Transition from High School: Parent Stress and Family Quality of Life When Their Child Has Autism Spectrum Disorder
Research examining the transition from high school has found that parents of children with developmental disabilities report more stress and fewer rewards than parents of typically developing children (Glidden & Jobe, 2007) and that parent stress reported by parents of children with developmental disabilities is predicted by parent coping (Glidden & Natcher, 2009) while family quality of life (FQOL) is predicted by child problem behaviours, support needs, and religious faith during this time (Boehm, Carter, & Taylor, 2015). Unfortunately, these studies either did not include parents of children with ASD (Glidden & Jobe, 2007; Glidden & Natcher, 2009) or did not include any transition-specific measures (Boehm et al., 2015). Unlike the United States, where previous research was conducted, no federal policy exists governing this transition in Canada nor has any research been conducted in Canada on this transition.
To examine the contribution of parent coping, child behavioural symptoms, presence of a written plan for the transition out of high school, and parent satisfaction with the transition process, to parent stress and FQOL during the transition process. The research questions explored were: Do parental coping strategies predict parent stress and FQOL during this transition? Do both positive and problematic child behaviours predict parent stress and FQOL related to the transition out of high school? What is the contribution of having a transition plan and transition satisfaction over and above parent coping and child behaviours during this transition?
Fifty-seven parents or guardians of a child with ASD completed an online survey containing demographic information and the following measures: Brief COPE (Carver, 1997), Nisonger Child Behaviour Rating Form (Aman, et al., 1996), Transition Daily Rewards and Worries Questionnaire (Glidden & Jobe, 2007), the Beach Centre Family Quality of Life Scale (Hoffman et al., 2006), parent satisfaction with the transition, and presence of a written transition plan. A series of hierarchical multiple regression with child behaviours and coping entered as on the first step, and transition plan and satisfaction on the second were used to predict the dependent variables of FQOL and parent stress.
Parent coping and child behaviour symptoms independently predicted FQOL and parent stress. Importantly, having a written transition plan predicted better satisfaction with disability related supports and fewer worries about community resources, while satisfaction with the transition process predicted greater family emotional well-being. These transition details predicted scores over and above parent coping and child behaviours. Finally, 82.5% of parents reported that their child did not have a written transition plan for the transition out of high school and only 16% reported being satisfied with their child’s transition out of high school.
This study highlights how the family’s experience of the transition process plays an important role FQOL and parent stress during this time.
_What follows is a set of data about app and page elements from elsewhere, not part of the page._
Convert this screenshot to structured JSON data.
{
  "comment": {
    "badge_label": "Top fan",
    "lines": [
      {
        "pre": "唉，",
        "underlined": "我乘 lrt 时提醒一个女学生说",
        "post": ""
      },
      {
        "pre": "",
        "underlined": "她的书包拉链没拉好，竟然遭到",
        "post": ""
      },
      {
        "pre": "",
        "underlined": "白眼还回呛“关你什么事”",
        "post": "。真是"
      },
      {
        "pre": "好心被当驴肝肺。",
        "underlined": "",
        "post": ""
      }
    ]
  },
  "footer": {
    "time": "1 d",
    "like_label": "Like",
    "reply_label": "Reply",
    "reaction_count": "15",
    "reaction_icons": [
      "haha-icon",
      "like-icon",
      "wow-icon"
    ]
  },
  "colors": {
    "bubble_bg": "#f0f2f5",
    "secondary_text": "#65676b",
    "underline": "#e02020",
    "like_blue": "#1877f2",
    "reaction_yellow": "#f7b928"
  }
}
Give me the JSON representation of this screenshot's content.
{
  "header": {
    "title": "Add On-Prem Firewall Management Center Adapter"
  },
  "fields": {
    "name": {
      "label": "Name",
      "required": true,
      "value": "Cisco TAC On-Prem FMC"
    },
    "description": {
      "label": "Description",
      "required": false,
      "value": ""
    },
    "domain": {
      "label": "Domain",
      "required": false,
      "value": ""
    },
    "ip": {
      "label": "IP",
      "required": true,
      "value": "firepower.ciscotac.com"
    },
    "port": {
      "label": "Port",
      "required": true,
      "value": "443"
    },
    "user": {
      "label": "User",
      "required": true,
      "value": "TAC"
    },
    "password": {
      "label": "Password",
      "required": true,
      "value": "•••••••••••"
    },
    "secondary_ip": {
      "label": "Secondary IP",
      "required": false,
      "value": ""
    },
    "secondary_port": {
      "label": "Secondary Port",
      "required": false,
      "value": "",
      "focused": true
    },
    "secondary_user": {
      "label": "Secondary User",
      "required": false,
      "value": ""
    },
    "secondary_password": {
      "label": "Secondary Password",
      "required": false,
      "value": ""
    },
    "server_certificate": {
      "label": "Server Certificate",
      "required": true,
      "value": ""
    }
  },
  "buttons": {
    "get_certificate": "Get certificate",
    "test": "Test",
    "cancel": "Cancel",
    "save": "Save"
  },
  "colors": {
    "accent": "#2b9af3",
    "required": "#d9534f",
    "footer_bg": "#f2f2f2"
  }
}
Further, it highlights an area for critical future research. With few parents reporting satisfaction or the presence of a transition plan, future research should aim to understand factors that affect the resources accessed and satisfaction of parents in Canada during this time.